Proposed changes to RHI Schemes resurrected
Solar Photovoltaics or Solar PV
What is Solar PV?
Solar PV panels capture solar energy to generate electricity which can be used to power appliances in the home or business, or if not required fed into the national grid.
What are the benefits of Solar PV?
- Reduce your energy bills – solar PV is powered entirely by nature’s free energy source – the sun. Using this energy to replace electricity otherwise supplied by the main electricity grid will reduce your electricity cost. This makes solar PV a complimentary technology to any heat pump installations which will run off electricity.
- Get paid for the electricity you generate – through the Feed in Tariff scheme you will receive a payment from the government for all the electricity generated even if this is used to power your home or business.
- Get paid for electricity you do not consume. If you do not use all the electricity the surplus can be sold to the national grid.
- Relying entirely on the sun, PV panels provide clean and green electricity without producing any harmful greenhouse gas emissions or other pollutants.
- With no moving parts. solar PV produces electricity silently and requires little maintenance.
How does Solar PV work?
Each solar PV panel is made up from a number of photovoltaic cells, each cell made from layers of a semi-conducting material, most commonly being silicon. When a cell is exposed to sun light an electric field is created across the layers generating a direct current (DC) between the front and back of the cell where it is conducted away. When a number of panels are linked together to form an “array” each panel adds to the current.
To make the DC current into electricity household appliances can use it is wired to an inverter which converts the electricity in to an alternating current (AC).
There are a variety of types of solar PC panels including, monocrystaline, polycrystalline and hybrid, each having distinct characteristics in terms of efficiency, output and available in various shapes and sizes. A panel’s performance is measured in kilowatts peak (kWp) which is a calculation of the generated energy in optimum sunlight conditions.
Solar panels perform best when in direct sunlight though will still produce some electricity in overcast conditions or diffused sunlight.
Is my property suitable for Solar PV?
There are a variety of mounting options for solar panels, the only requirement for a successful installation being that an array has a general southerly aspect and is unshaded.
To ensure maximum solar exposure arrays are commonly mounted on pitched roofs. These frequently are “on-roof” installations where the array is fixed to the buildings structure by means of an aluminium frame set above the weathering surface – this form of installation is most commonly used for retro fitting an array to an existing building.
An alternative is to opt for an “in-roof” array, suitable for new builds or major renovations where the tiles or slates are yet to be fixed enabling the PV panels to be set in a tray and around which the roof covering can be laid providing a unified appearance.
If there are no suitable pitched roofs available solar PV panels can be mounted on aluminium frames fastened to flat roofs or directly to the ground where space permits.
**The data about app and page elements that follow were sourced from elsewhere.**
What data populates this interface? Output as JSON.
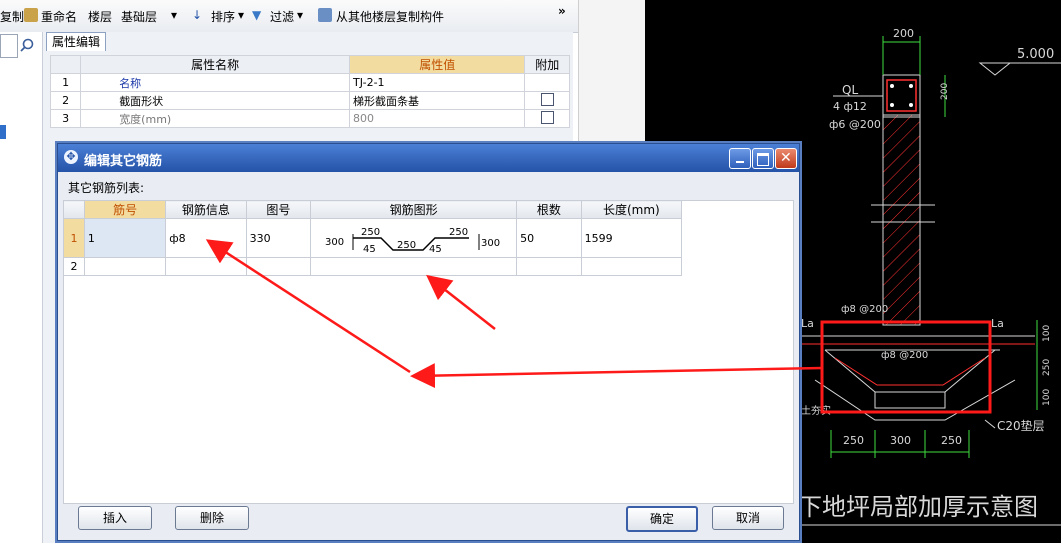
{
  "toolbar": {
    "items": [
      "复制",
      "重命名",
      "楼层",
      "基础层",
      "排序",
      "过滤",
      "从其他楼层复制构件"
    ],
    "overflow": "»"
  },
  "property_panel": {
    "tab": "属性编辑",
    "headers": [
      "属性名称",
      "属性值",
      "附加"
    ],
    "rows": [
      {
        "num": "1",
        "name": "名称",
        "value": "TJ-2-1"
      },
      {
        "num": "2",
        "name": "截面形状",
        "value": "梯形截面条基"
      },
      {
        "num": "3",
        "name": "宽度(mm)",
        "value": "800"
      }
    ]
  },
  "dialog": {
    "title": "编辑其它钢筋",
    "list_label": "其它钢筋列表:",
    "headers": [
      "筋号",
      "钢筋信息",
      "图号",
      "钢筋图形",
      "根数",
      "长度(mm)"
    ],
    "rows": [
      {
        "num": "1",
        "bar_no": "1",
        "info": "ф8",
        "fig_no": "330",
        "count": "50",
        "length": "1599"
      },
      {
        "num": "2",
        "bar_no": "",
        "info": "",
        "fig_no": "",
        "count": "",
        "length": ""
      }
    ],
    "shape": {
      "left": "300",
      "d1": "45",
      "top1": "250",
      "mid": "250",
      "d2": "45",
      "top2": "250",
      "right": "300"
    },
    "buttons": {
      "insert": "插入",
      "delete": "删除",
      "ok": "确定",
      "cancel": "取消"
    }
  },
  "cad": {
    "dim_200_top": "200",
    "elev": "5.000",
    "ql": "QL",
    "ql_bars": "4 ф12",
    "ql_stirrup": "ф6 @200",
    "dim_200_side": "200",
    "bar_label_1": "ф8 @200",
    "bar_label_2": "ф8 @200",
    "la_left": "La",
    "la_right": "La",
    "right_dims": [
      "100",
      "250",
      "100"
    ],
    "bottom_dims": [
      "250",
      "300",
      "250"
    ],
    "c20": "C20垫层",
    "soil": "土夯实",
    "caption": "下地坪局部加厚示意图"
  },
  "colors": {
    "annotation_red": "#ff1a1a",
    "cad_green": "#3fdc3f",
    "cad_bg": "#000000",
    "title_blue": "#2453a8"
  }
}
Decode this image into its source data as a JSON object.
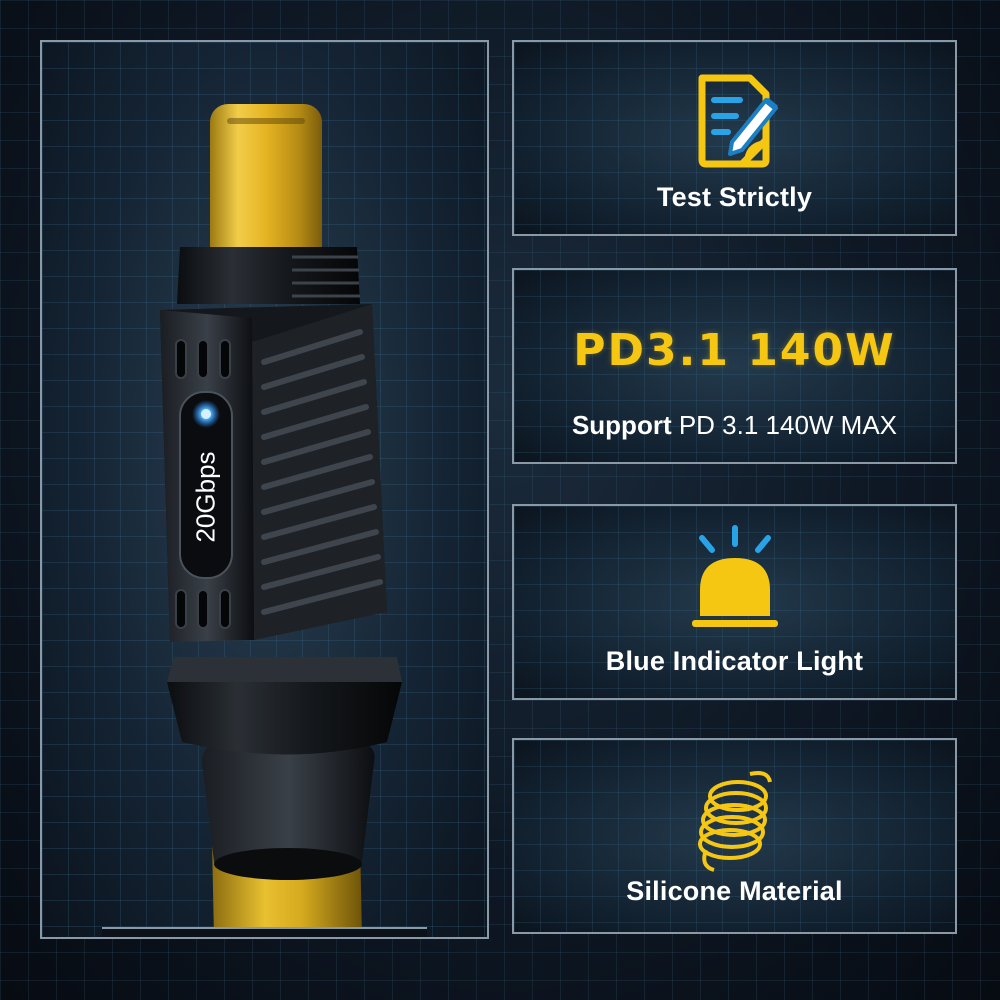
{
  "product": {
    "speed_label": "20Gbps",
    "colors": {
      "cable": "#e0b820",
      "connector_metal": "#e6b422",
      "housing": "#16191d",
      "led": "#4fb3ff"
    }
  },
  "features": [
    {
      "label": "Test Strictly",
      "icon": "document-pen-icon"
    },
    {
      "title": "PD3.1 140W",
      "subtitle_bold": "Support",
      "subtitle_rest": " PD 3.1 140W MAX"
    },
    {
      "label": "Blue Indicator Light",
      "icon": "warning-light-icon"
    },
    {
      "label": "Silicone Material",
      "icon": "coil-icon"
    }
  ],
  "colors": {
    "accent": "#f5c712",
    "accent_blue": "#29a3e8",
    "panel_border": "#8b99a6"
  }
}
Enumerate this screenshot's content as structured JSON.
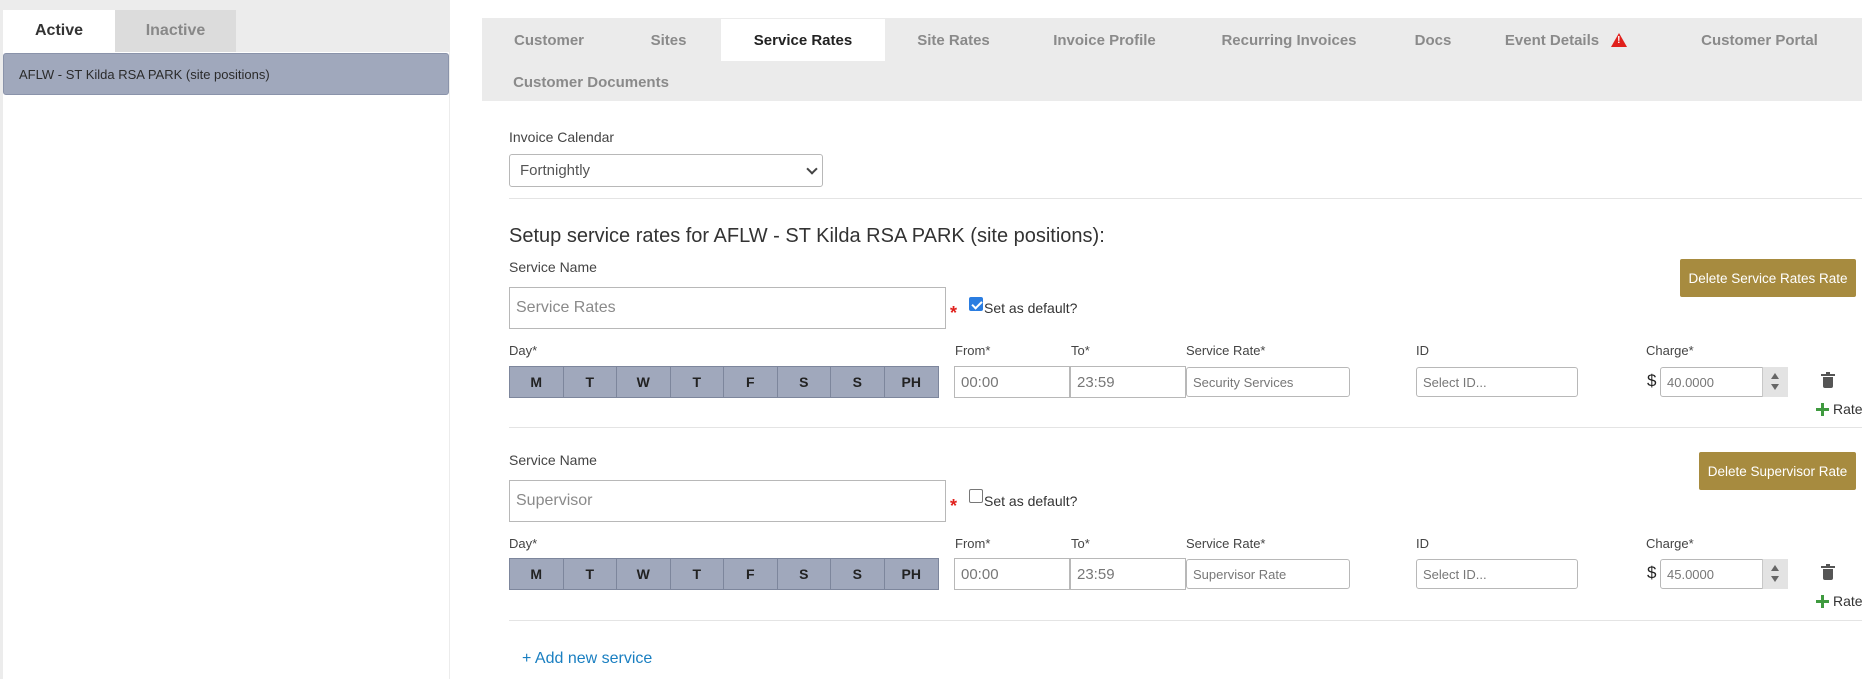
{
  "left_panel": {
    "tabs": {
      "active": "Active",
      "inactive": "Inactive"
    },
    "sites": [
      "AFLW - ST Kilda RSA PARK (site positions)"
    ]
  },
  "tabs": [
    "Customer",
    "Sites",
    "Service Rates",
    "Site Rates",
    "Invoice Profile",
    "Recurring Invoices",
    "Docs",
    "Event Details",
    "Customer Portal",
    "Customer Documents"
  ],
  "active_tab": "Service Rates",
  "event_details_icon": "warning-triangle-icon",
  "invoice_calendar": {
    "label": "Invoice Calendar",
    "value": "Fortnightly"
  },
  "heading": "Setup service rates for AFLW - ST Kilda RSA PARK (site positions):",
  "days": [
    "M",
    "T",
    "W",
    "T",
    "F",
    "S",
    "S",
    "PH"
  ],
  "labels": {
    "service_name": "Service Name",
    "set_default": "Set as default?",
    "day": "Day*",
    "from": "From*",
    "to": "To*",
    "service_rate": "Service Rate*",
    "id": "ID",
    "charge": "Charge*",
    "rate": "Rate",
    "currency": "$",
    "required_mark": "*"
  },
  "services": [
    {
      "name": "Service Rates",
      "is_default": true,
      "delete_label": "Delete Service Rates Rate",
      "from": "00:00",
      "to": "23:59",
      "service_rate": "Security Services",
      "id_placeholder": "Select ID...",
      "charge": "40.0000"
    },
    {
      "name": "Supervisor",
      "is_default": false,
      "delete_label": "Delete Supervisor Rate",
      "from": "00:00",
      "to": "23:59",
      "service_rate": "Supervisor Rate",
      "id_placeholder": "Select ID...",
      "charge": "45.0000"
    }
  ],
  "add_service_label": "+ Add new service",
  "colors": {
    "accent_gold": "#a78b3f",
    "day_chip": "#a0a8bc",
    "link_blue": "#1a7fc1",
    "required_red": "#e0201c"
  }
}
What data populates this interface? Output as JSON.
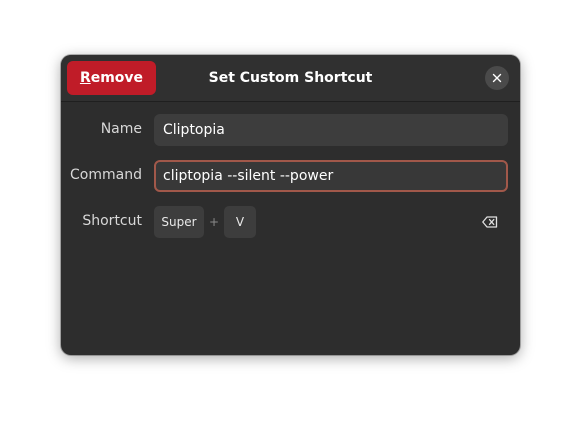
{
  "dialog": {
    "title": "Set Custom Shortcut",
    "remove_button": {
      "mnemonic": "R",
      "rest": "emove"
    },
    "close_icon": "close-icon",
    "fields": {
      "name": {
        "label": "Name",
        "value": "Cliptopia"
      },
      "command": {
        "label": "Command",
        "value": "cliptopia --silent --power"
      }
    },
    "shortcut": {
      "label": "Shortcut",
      "keys": [
        "Super",
        "V"
      ],
      "separator": "+",
      "clear_icon": "backspace-icon"
    }
  },
  "colors": {
    "destructive": "#c01c28",
    "dialog_bg": "#2d2d2d",
    "entry_bg": "#3d3d3d",
    "focus_border": "#a1584a"
  }
}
This allows panels to be located with optimum alignment to the suns maximising returns.
Do I require Planning Consent to install Solar PV?
Solar panels for the majority of installations under 50kWp output are considered permitted development and do not require planning consent. There are exceptions to this rule which includes where panels are to project more than 200mm above the roof line or if the property is listed or is located in a planning sensitive area such as a conservation area, national park or AONB. Ground mounted systems, other than those of less than 9m² (subject to conditions) will require planning permission.
Are there any other requirements to consider before we install Solar PV?
For domestic properties to qualify for the full Feed in Tariff the property must attain at least a “D” Energy Performance Certificate (EPC). A solar PV installation will improve a properties EPC rating and it may be the installation of solar PV panels will enable a property that otherwise would not achieve a D rating to meet this standard. For properties rated “E” and below the FiT will be paid at the “Lower Rate” which is substantially lower rate than the full “Higher Rate” tariff.
For installations with a peak output in excess of 3.68kWp on a single phase supply, or 11kWp for three phase, DNO (District Network Operator) for permission to connect to the local electricity grid. is required. Consent may only be granted on payment of the DNO’s costs to upgrade cables or transformers.
It may be necessary where a roof mounted installation is being considered to undertake a structural survey to ensure the structure of the building can cope with the imposed loads of wind and panel weight.
To find out more about solar PV please see FAQs.
If you would like to discuss how solar PV could benefit your project please contact Fervo Renewable Energy on 0333 240 2121 or make an enquiry.